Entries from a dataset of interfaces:
>>

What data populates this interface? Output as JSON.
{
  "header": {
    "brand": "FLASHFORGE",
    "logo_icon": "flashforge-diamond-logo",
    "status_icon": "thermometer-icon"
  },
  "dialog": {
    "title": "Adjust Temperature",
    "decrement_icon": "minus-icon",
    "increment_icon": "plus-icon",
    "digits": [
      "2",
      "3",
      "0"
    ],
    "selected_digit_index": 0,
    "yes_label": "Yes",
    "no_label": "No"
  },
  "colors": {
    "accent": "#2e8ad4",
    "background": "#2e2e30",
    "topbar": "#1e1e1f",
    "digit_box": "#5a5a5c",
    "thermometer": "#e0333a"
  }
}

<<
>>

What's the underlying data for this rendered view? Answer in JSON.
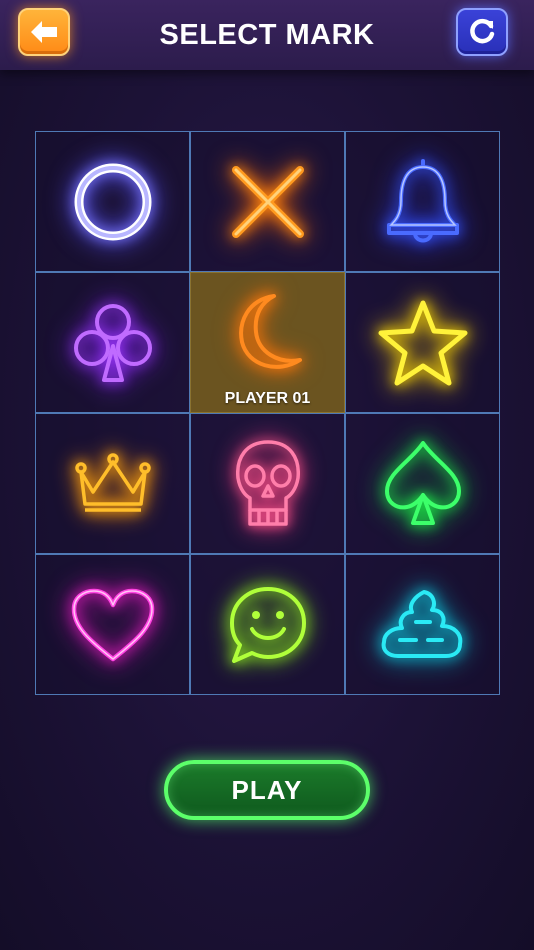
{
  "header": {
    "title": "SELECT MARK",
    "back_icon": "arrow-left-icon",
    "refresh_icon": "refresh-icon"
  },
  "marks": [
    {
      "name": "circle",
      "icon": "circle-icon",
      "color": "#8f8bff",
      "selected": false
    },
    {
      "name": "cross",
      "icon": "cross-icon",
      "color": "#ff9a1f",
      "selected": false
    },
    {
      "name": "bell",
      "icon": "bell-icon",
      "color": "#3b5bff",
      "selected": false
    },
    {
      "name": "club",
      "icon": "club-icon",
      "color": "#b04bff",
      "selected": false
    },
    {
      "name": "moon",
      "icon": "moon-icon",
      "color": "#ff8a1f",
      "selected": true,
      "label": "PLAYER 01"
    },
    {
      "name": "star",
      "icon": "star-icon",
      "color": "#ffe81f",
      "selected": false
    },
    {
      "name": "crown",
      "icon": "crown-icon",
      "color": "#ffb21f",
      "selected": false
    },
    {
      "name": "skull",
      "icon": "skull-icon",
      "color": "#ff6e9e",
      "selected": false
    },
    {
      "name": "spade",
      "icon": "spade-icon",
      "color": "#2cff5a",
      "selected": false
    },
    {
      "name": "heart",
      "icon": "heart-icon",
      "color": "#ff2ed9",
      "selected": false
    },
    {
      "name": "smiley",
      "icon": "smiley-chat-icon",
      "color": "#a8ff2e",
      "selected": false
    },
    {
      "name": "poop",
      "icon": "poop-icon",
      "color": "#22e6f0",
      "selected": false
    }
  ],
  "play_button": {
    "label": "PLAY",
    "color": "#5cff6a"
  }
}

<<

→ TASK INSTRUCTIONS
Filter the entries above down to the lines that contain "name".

→ SOLUTION BELOW
      "name": "circle",
      "name": "cross",
      "name": "bell",
      "name": "club",
      "name": "moon",
      "name": "star",
      "name": "crown",
      "name": "skull",
      "name": "spade",
      "name": "heart",
      "name": "smiley",
      "name": "poop",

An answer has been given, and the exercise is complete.